Indeed, the title track sees Stott in mellow form and about as far removed from the acid excesses of "Demon in the Attic" as possible. Evolving from layered, blissed out chords that sound similar to "Sueno Latino"—albeit presented with an audible hint of Rainy City gloom—some snapping percussion and a rumbling, resonating bass bring "Encounter" into a suitably lazy dance floor swagger.

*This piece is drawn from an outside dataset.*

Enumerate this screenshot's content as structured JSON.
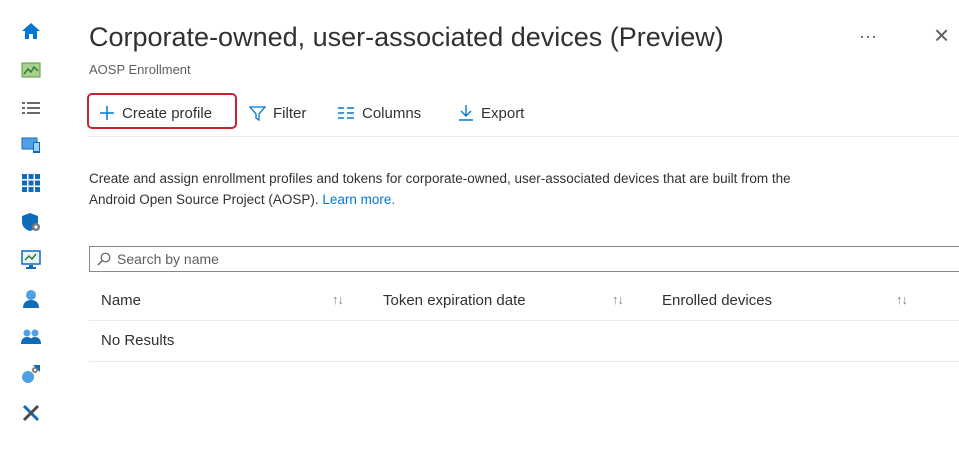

"Drippin" is a product of the same laidback attitude, but it uses a different approach to achieve the same result. Shimmering, melancholic chords are underpinned by a lurching, acid-flecked bass and a propulsive hail of percussion. In spite of Stott's ongoing fascination with dubstep basslines, the overall mood seeks to encourage a horizontal rather than vertical interaction with "Drippin." (Maybe that's why techno's most unlikely lover man peppers the track with a sample of a pre-orgasm female as it gradually reaches its conclusion.)